For all the importance of China’s subpar recovery, the country's woes are notably absent from the plethora of projections and commentary that flow from the Federal Reserve these days. Judging from recent remarks, there's either no problem or nothing sufficiently grave to prod Chair Jay Powell to hint at switching gears. Give it time.
If this is what a bad year for the dollar looks like, I'll take it. Widespread predictions of a significant retreat after a bumper 2022 haven't come to pass.
Paul O’Neill, a former US Treasury secretary, said that if America ever dropped the strong-dollar policy, he would hire a brass band at Yankee Stadium to mark the proclamation.
In a year of unpleasant surprises from China's economy, here's a development we should have foreseen: The central bank lowered interest rates. With growth disappointing and prices declining, Tuesday's easing from the People's Bank of China ought to have been a no-brainer.
From China comes a discouraging new language. Leaders described their faltering economy as showing a “wavy pattern” with “bumps during progress.” Put politely, the message is that the country won't provide the lift for the global economy that was widely anticipated six months ago.
It seems 2023 is arriving early. The race to raise interest rates to levels that have a hope of quelling inflation is entering a less punishing phase.
As policy makers vie to claim the mantle of hawk-in-chief, spare a thought for what we like to think of as the recovery.
Hanging tough against Vladimir Putin was never going to be cost free. Energy prices are soaring, firms are pulling out of Russia and those that stay are at risk of nationalization. There’s concern about global food supplies. Recession chatter has started, even as the world economy is still mopping up from the last one.
Central banks have been a powerful tool to steady the global economy in crises past. Their ability — and willingness — to do so now is constrained. The terrain is tougher and the costs of a rescue are higher.
What once looked overzealous now appears prudent. Central banks that moved early to pare back stimulus and hike interest rates may have made the right call after all.
When it comes to inflation accelerating around the world, don't count on a swift response from the two most important economies.

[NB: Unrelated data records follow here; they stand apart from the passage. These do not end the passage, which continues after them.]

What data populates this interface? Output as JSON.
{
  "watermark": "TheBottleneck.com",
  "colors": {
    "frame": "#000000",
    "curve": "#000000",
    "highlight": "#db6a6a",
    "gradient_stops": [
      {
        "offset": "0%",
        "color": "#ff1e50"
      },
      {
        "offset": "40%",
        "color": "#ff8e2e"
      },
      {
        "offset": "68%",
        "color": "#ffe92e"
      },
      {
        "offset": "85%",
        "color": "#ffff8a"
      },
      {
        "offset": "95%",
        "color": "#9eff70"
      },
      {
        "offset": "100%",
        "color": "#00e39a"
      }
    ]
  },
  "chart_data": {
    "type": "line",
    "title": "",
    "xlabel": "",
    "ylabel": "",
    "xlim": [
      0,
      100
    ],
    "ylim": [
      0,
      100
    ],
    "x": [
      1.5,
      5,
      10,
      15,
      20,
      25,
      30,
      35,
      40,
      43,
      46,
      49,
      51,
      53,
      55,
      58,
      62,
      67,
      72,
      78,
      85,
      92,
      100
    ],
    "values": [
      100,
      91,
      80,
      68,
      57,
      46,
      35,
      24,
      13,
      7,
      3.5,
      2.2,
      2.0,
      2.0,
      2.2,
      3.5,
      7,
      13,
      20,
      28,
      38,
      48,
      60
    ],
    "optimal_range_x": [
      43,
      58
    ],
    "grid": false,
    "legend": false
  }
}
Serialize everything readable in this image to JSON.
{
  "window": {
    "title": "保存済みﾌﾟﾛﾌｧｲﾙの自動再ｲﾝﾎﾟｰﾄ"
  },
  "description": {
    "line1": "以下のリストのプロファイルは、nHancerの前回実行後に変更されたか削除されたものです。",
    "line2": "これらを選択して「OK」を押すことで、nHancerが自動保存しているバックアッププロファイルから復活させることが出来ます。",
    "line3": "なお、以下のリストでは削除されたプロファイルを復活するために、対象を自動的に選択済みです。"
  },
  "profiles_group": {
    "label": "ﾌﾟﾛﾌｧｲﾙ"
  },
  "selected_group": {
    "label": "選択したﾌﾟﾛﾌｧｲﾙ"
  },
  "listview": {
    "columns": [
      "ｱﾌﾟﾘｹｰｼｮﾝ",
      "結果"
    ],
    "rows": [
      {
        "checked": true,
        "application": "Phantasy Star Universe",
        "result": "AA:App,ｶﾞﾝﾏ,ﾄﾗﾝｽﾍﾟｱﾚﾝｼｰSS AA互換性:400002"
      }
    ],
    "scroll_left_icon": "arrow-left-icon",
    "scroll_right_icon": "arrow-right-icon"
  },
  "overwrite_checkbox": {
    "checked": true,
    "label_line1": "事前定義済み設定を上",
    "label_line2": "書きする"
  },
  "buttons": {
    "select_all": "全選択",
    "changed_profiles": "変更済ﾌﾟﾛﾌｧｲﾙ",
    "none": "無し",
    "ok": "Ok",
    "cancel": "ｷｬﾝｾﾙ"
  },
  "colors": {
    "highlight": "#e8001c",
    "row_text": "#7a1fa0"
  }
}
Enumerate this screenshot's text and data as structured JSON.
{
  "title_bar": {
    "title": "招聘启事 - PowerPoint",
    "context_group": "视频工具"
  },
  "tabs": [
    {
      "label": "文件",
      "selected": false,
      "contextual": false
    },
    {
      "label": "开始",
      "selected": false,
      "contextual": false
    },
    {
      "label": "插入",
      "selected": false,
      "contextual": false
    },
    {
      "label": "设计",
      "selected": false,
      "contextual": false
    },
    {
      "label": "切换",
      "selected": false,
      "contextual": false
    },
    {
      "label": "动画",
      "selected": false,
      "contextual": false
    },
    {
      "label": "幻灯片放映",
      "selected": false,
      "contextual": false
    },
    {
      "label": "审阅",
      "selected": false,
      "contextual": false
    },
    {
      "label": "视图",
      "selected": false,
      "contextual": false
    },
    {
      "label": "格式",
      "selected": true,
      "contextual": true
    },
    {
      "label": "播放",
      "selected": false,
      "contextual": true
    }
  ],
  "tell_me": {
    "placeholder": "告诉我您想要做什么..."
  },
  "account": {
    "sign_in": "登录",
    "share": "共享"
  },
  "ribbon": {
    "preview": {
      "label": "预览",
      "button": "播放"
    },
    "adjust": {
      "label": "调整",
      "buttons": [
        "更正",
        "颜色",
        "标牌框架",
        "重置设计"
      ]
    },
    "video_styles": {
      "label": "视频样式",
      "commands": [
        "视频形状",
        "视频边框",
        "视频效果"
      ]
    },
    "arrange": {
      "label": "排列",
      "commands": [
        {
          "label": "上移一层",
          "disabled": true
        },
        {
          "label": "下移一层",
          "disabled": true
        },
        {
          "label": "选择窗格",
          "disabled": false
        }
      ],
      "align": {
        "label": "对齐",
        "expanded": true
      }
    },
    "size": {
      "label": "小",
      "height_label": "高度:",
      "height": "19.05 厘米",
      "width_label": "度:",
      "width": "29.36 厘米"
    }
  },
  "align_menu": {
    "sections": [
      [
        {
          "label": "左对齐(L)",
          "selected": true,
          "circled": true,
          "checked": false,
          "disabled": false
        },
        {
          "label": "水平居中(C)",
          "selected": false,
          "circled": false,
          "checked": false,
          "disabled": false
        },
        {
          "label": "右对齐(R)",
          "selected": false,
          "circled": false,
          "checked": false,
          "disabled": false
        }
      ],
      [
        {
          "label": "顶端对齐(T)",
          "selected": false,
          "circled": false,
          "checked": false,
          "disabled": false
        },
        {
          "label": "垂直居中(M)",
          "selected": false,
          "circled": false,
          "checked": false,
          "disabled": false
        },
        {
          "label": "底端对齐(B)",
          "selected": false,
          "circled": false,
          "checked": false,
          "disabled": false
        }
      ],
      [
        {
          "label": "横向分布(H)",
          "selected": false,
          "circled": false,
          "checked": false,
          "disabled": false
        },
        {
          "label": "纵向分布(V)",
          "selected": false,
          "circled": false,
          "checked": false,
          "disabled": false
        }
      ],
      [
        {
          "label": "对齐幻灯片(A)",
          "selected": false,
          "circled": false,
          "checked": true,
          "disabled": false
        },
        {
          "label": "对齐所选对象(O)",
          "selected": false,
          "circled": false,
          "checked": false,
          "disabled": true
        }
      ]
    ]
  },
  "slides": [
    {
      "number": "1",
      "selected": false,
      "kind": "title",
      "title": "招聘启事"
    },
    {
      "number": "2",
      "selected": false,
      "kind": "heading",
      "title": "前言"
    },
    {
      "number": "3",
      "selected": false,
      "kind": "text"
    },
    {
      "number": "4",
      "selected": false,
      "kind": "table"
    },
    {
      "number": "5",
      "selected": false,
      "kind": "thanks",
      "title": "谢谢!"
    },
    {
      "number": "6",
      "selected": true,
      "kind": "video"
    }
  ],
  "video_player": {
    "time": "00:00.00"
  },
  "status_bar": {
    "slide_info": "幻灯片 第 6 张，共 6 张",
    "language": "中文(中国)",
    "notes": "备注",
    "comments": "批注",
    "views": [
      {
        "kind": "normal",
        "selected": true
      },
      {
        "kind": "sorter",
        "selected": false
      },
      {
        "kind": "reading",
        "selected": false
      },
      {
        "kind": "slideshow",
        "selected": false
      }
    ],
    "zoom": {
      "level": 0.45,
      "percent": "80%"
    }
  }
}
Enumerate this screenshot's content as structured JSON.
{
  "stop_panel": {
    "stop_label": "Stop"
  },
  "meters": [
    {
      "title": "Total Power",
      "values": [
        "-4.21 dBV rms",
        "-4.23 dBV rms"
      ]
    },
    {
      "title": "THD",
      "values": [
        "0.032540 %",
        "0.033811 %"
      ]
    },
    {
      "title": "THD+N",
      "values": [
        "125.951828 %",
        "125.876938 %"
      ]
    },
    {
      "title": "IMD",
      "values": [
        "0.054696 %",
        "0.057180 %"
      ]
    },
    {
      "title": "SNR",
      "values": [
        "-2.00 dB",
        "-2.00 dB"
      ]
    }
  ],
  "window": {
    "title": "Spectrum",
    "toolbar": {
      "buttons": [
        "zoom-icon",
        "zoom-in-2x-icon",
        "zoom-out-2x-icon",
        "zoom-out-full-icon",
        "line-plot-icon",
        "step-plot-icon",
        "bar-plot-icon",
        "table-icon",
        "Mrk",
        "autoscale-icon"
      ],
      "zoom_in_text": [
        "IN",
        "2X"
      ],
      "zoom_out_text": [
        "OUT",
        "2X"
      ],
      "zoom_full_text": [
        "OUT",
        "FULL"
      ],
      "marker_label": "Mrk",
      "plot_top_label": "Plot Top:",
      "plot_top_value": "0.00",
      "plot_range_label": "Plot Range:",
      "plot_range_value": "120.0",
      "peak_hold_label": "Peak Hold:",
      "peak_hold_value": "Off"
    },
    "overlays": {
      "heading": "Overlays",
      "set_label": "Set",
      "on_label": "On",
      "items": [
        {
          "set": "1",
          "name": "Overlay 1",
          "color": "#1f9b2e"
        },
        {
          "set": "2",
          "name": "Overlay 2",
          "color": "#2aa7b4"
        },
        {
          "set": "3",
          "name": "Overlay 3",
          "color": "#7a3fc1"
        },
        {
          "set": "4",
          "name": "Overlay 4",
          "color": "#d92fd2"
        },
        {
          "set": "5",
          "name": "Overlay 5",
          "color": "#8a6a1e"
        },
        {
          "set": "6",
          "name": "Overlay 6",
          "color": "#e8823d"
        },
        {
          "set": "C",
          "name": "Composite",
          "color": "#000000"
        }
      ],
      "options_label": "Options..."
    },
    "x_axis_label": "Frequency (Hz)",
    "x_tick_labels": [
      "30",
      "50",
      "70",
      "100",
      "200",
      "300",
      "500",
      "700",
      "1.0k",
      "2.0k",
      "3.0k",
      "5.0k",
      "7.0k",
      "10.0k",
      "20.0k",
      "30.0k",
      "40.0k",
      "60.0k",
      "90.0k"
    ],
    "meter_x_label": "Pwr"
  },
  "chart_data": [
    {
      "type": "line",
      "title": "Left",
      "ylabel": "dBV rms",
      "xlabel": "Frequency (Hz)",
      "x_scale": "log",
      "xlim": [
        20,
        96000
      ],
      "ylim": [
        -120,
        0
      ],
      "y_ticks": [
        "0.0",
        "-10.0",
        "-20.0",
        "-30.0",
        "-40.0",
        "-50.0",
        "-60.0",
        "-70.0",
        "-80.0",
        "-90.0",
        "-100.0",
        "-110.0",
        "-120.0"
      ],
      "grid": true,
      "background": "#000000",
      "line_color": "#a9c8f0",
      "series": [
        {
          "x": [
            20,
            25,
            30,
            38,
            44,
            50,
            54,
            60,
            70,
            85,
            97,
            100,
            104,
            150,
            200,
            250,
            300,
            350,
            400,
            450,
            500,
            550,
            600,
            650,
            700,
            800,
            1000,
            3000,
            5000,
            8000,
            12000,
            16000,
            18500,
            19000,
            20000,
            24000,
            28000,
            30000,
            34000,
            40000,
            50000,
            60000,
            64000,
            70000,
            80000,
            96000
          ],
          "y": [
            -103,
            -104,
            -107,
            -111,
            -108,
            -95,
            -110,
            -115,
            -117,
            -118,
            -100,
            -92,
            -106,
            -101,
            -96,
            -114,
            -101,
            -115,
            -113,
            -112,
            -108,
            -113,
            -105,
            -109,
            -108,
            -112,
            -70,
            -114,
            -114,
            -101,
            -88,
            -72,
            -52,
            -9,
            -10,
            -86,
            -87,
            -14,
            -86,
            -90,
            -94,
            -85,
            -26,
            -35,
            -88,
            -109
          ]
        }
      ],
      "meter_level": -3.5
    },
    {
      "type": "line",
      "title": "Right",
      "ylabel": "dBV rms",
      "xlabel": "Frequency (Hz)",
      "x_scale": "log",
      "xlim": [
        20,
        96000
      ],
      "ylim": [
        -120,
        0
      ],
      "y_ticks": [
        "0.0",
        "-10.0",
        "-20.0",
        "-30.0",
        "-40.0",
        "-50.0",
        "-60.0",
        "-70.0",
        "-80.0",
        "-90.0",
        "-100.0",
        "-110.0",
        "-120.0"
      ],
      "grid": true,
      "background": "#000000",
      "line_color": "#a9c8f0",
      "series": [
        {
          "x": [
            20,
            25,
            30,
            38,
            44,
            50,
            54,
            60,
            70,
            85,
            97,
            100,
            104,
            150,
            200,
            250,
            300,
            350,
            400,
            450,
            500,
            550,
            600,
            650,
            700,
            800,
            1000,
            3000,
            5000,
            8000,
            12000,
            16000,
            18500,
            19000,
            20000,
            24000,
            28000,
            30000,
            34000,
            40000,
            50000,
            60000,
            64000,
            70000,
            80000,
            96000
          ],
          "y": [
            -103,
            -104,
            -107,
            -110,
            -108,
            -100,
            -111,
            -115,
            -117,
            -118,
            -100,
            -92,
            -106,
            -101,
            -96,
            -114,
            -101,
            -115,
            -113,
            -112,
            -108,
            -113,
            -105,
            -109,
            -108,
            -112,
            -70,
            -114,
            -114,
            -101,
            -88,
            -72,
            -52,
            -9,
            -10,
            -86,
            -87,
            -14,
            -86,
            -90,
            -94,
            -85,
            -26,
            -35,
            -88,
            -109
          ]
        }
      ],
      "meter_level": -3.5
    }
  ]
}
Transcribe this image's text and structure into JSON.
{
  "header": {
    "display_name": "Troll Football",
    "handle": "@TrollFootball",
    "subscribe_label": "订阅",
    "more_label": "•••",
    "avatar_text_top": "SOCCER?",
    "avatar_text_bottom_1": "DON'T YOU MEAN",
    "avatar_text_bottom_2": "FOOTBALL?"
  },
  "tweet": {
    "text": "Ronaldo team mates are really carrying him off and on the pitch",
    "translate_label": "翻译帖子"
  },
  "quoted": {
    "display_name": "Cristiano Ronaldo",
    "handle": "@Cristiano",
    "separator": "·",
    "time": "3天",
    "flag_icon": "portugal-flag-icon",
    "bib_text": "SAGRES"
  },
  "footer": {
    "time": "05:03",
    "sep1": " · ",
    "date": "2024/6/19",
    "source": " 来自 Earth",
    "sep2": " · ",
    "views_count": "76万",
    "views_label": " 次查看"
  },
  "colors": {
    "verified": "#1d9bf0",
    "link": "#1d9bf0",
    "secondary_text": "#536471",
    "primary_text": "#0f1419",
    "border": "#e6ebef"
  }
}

The U.S. and China are trapped by their own policy choices and domestic priorities. Neither has much appetite for an assault on price increases. Germany's calls for a clampdown are too late.